Lorenz Curve: Measure of Inequality-Graphical Representation of Gini՚s Coefficient YouTube Lecture Handouts

Get unlimited access to the best preparation resource for competitive exams : get questions, notes, tests, video lectures and more- for all subjects of your exam.

Lorenz Curve: Measure of Inequality - Graphical Representation of Gini՚s Coefficient

Title: Lorenz Curve

Measure of Inequality

Measure of Inequality
  • A Lorenz curve is a graphical representation income/wealth inequality developed by American economist Max Lorenz in 1905. The graph plots percentiles of the population on the horizontal axis according to income or wealth. It plots cumulative income or wealth on the vertical axis, so that an x-value of 45 and a y-value of 14.2 would mean that the bottom 45 % of the population controls 14.2 % of the total income or wealth while perfect society will mean 45 % population earns 45 % income – line of perfect equality
  • The extent to which the curve sags below a straight diagonal line indicates the degree of inequality of distribution
Lorenz Curve
  • Area lying between line of perfect equality and observed Lorenz curve as a percent of the area between line of perfect equality and perfect inequality is Gini coefficient. In the figure for Lorenz curve this is given as .
  • Gini coefficient increases with increasing dip in Lorenz curve
  • Area lies between line of perfect equality and Lorenz curve and depicts inequality. Area below Lorenz curve is depicted by . Therefore, Gini coefficient is
  • Lorenz Asymmetry Coefficient (LAC) measures the asymmetry of the Lorenz curve. Gini՚s coefficient measures inequality in the society, LAC measures which size or wealth classes contribute most to the population՚s total inequality. If the LAC is less than 1, the inequality is primarily due to the relatively many small or poor individuals. If the LAC is greater than 1, the inequality is primarily due to the few largest or wealthiest individuals. Thus, LAC adds more meaning to Gini՚s coefficient.

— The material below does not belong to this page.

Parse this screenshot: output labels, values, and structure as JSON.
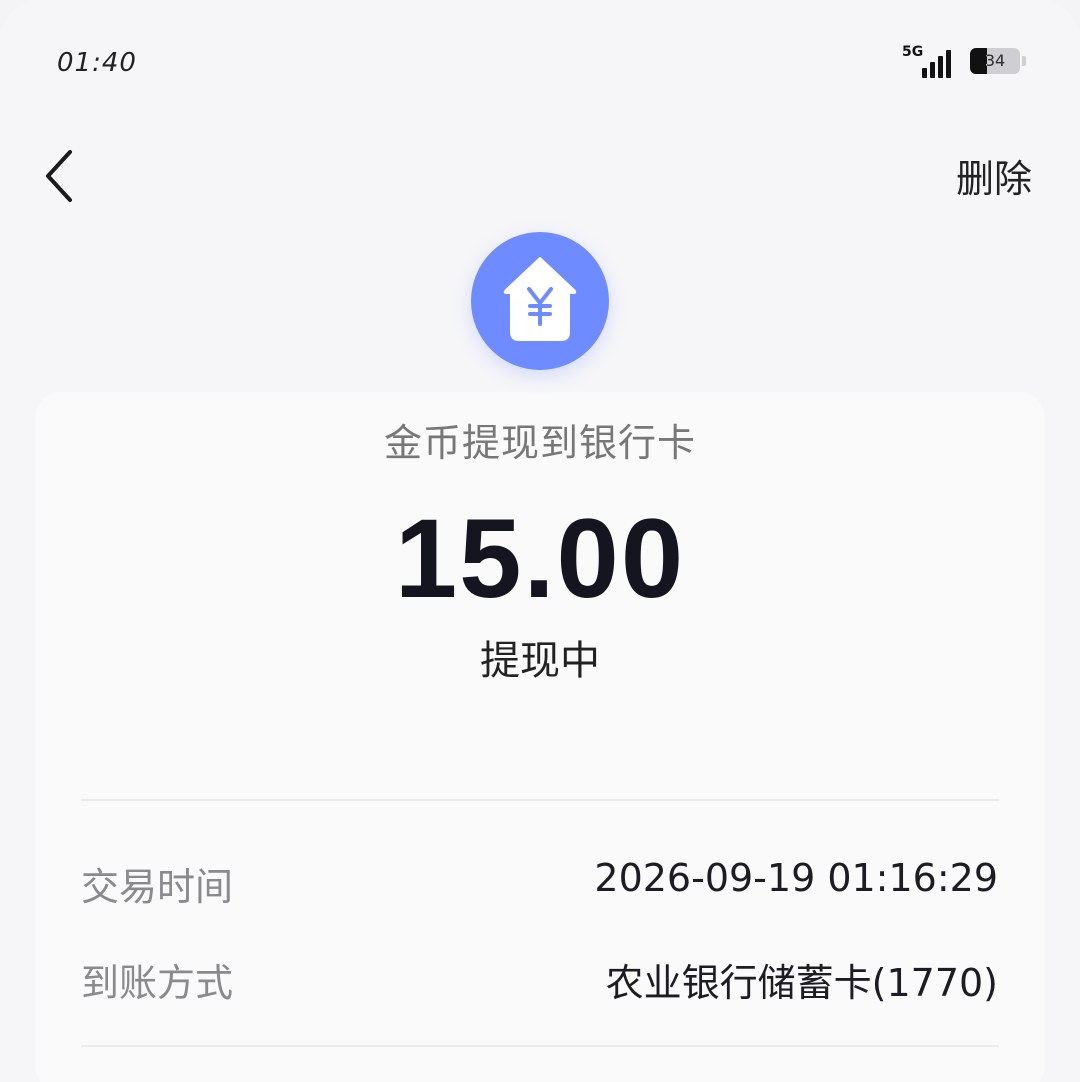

Properties of Lorenz Curve

  • Starts at 0,0 and ends at 1,1
  • Continuous function for probability distribution
  • If measured variable cannot take negative values (like wealth, education etc.) , Lorenz curve:
  • Can՚t go above line of perfect equality
  • Can՚t go below line of perfect inequality
  • Is always increasing and convex
  • If mean of the probability distribution is zero or infinite, Lorenz curve is not defined.

Limitations of Lorenz Curve

  • Person՚s Income
  • Compare 2 curves & intersect
  • Person՚s income changes throughout life and this is not considered under Lorenz curve. That is, it ignores life cycle effects.
  • If 2 Lorenz curves are compared and the 2 curves intersect, it is difficult to determine which distribution has higher inequality

Manishika